I remember a time in my life when everything had a place. Neat, tidy and organized. My husband and I struggled to fill up our home, with blank spaces and unused corners abounding. Now, just eight short years later and filled with three more people we are simply living on top of each other. Piles accumulate, the living room seems to always be eschewed, and no one dares walk around barefoot less you have week old crumbs and who knows what else embedded on the soles of your feet.
At first, I remember fighting against the encroaching piles. As soon as the accumulation started I would feel my anxiety rise and quickly try to put everything back in its place. But with each subsequent child life just got messier and there never seemed a chance to get ahead, much less quickly behind what life had to throw at me. I read books, I devised new strategies, I declared us minimalists and started throwing and giving everything away that wasn’t nailed down. Each attempt lasted for a bit but I eventually had to decide, would I let the anxiety and illusion of control rule my life, or would I accept the times I’m given, and sit in this mess?

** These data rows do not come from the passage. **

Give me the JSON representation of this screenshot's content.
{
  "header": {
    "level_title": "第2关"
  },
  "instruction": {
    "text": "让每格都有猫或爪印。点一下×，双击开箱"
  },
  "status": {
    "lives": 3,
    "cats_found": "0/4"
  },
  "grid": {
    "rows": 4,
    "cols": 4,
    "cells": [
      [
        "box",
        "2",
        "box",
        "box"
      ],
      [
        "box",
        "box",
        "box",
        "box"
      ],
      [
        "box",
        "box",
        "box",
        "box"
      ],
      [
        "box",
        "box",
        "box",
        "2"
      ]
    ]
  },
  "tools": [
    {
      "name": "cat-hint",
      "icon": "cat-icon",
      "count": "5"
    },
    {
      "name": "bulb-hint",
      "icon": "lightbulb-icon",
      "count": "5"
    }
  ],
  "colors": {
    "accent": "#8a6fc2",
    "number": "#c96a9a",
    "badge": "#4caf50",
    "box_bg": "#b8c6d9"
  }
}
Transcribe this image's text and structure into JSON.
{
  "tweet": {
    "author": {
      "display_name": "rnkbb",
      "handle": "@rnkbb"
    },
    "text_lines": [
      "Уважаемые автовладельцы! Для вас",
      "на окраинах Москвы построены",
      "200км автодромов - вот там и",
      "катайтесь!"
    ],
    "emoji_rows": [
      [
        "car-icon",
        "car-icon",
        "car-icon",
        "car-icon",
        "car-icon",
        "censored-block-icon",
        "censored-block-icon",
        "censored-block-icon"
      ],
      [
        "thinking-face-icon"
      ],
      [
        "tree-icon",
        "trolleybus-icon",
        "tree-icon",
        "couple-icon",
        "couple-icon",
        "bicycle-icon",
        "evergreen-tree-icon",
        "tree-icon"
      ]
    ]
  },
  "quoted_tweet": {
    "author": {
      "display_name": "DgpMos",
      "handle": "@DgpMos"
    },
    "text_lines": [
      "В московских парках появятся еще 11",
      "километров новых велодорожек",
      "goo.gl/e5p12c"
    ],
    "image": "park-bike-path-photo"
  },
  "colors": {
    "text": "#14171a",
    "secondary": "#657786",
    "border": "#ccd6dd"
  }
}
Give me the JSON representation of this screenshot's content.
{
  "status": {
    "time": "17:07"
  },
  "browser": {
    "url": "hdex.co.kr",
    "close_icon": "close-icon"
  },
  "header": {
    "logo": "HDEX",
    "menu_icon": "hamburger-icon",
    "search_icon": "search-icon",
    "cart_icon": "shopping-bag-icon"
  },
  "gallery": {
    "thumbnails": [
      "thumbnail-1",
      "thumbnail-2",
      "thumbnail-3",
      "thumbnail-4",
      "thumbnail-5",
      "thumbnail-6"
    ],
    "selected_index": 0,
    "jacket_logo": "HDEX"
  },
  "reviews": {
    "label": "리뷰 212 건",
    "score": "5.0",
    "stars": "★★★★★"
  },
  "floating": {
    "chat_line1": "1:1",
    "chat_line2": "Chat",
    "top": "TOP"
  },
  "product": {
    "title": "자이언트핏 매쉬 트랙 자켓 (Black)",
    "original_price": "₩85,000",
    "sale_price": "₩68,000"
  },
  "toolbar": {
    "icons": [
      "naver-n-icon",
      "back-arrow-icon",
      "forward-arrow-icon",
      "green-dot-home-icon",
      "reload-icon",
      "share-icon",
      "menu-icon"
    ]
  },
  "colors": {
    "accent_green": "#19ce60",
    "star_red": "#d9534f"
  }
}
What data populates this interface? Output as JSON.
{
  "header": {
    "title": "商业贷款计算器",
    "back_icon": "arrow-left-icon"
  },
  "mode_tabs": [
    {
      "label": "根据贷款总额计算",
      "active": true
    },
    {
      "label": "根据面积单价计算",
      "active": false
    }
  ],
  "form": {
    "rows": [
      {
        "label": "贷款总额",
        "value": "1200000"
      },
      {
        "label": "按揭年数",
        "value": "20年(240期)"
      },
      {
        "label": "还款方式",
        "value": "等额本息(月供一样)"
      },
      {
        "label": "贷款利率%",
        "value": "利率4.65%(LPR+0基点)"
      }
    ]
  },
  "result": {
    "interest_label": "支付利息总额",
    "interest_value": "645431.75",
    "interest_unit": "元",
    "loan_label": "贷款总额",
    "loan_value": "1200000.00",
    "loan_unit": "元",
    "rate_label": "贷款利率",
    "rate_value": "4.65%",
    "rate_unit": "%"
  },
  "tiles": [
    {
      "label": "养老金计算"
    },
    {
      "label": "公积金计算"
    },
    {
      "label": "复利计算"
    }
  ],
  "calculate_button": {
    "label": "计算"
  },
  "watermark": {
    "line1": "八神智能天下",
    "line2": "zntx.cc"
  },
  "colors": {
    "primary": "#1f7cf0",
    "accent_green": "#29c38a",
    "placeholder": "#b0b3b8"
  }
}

Of course, this literal mess of stuff in my home is also a metaphor for the mess that is living life. It was easier earlier in life to have all the answers to everything. I remember going off to college and meeting captivating leaders and teachers who taught be so much about life. I soaked up every book, every conversation, every talk. I filed it all away into neat little piles and drawers and boxes. Every time a question arose, oh let me just look back into my storehouse I’m accumulating and whip out the right answer, because you know I thought every answer I had was the right one. My feet were planted on solid rock and I thought I was set for life.
And there’s nothing wrong with being so assured of our faith, of our knowledge or our life. It gives us the confidence to go out and do the work we’ve been given, to believe we can make a difference and we do. We impart a change in people’s lives for the greater good and we can partner with God and have him use us to build his kingdom here. But pride can happen so easily at this point too. I believed that if people would just read the right book, use the right lens to look at life and the Bible and God then they could have all the right answers too and life would be organized in a neat little bow for everyone.
But then life gets messy and suddenly the right answers don’t seem right anymore. That storehouse in my brain doesn’t have a file to explain away the mess and then what seemed so sure before becomes questions and doubts. If I can’t answer this one question, can I answer any question? Does it all sound like pat answers unable to deal with the brokenness of this world?
Ahh, the crisis of life and of faith that we don’t talk about in church. I feel that there is a deception that goes on in the modern church of today that to have true faith you must be “passionate” for Jesus and “on fire” all the time for him. When life’s mess does come around you pray it away with your soul in tune with God and flip to the all the right verses in the Bible to assure you of that smile on your face. But when I tried to find the verses to keep that smile and that fire going I found mess, real mess and read it with new eyes because I was sitting in my own mess for the first time.
Here’s what I learned as I read of the crises of faith in the Bible that I found, they didn’t all have to end there. On the outside to others, it looks like we’re losing our faith and falling away. Heck on the inside it feels like we’re losing our faith and falling apart. And for some they do. In the end, Judas hung himself and his story ended there for us. But Peter got to move through the crisis and he realized that the solid rock he thought was dying and crumbling away was still there but the answers from before took on new meaning and transformation. Jesus reinstated him giving him a stronger hope with a renewed faith and he went and built the church.
The winter seasons of our faith can feel long and unsettling. Doubt can attempt to undo all the glory and wonder of earlier stages of faith. But here’s the truth it can’t undo it, but it can transform it. God is in the business of redemption and he is big enough to handle anything and everything. Life’s messes come along to remind us that we aren’t in control and that there is more than one way to live this life. It’s not always going to fit into neat little piles. We claim to love an all-powerful God but then too easily put him in a box. I think the messes of life come to throw us out of our boxes and into the all-encompassing love of God.
I’m learning to accept the mess of my living room, and dining room, and kitchen, and every other room in my house. The mess doesn’t define me or my family. It’s just there and it’s a part of our lives. It proves that we’re alive and that we’re having fun and living one moment into the next. I’m learning to look beyond the mess into life and remember that our family is built on a foundation of love that will get through any mess life happens to throw our way.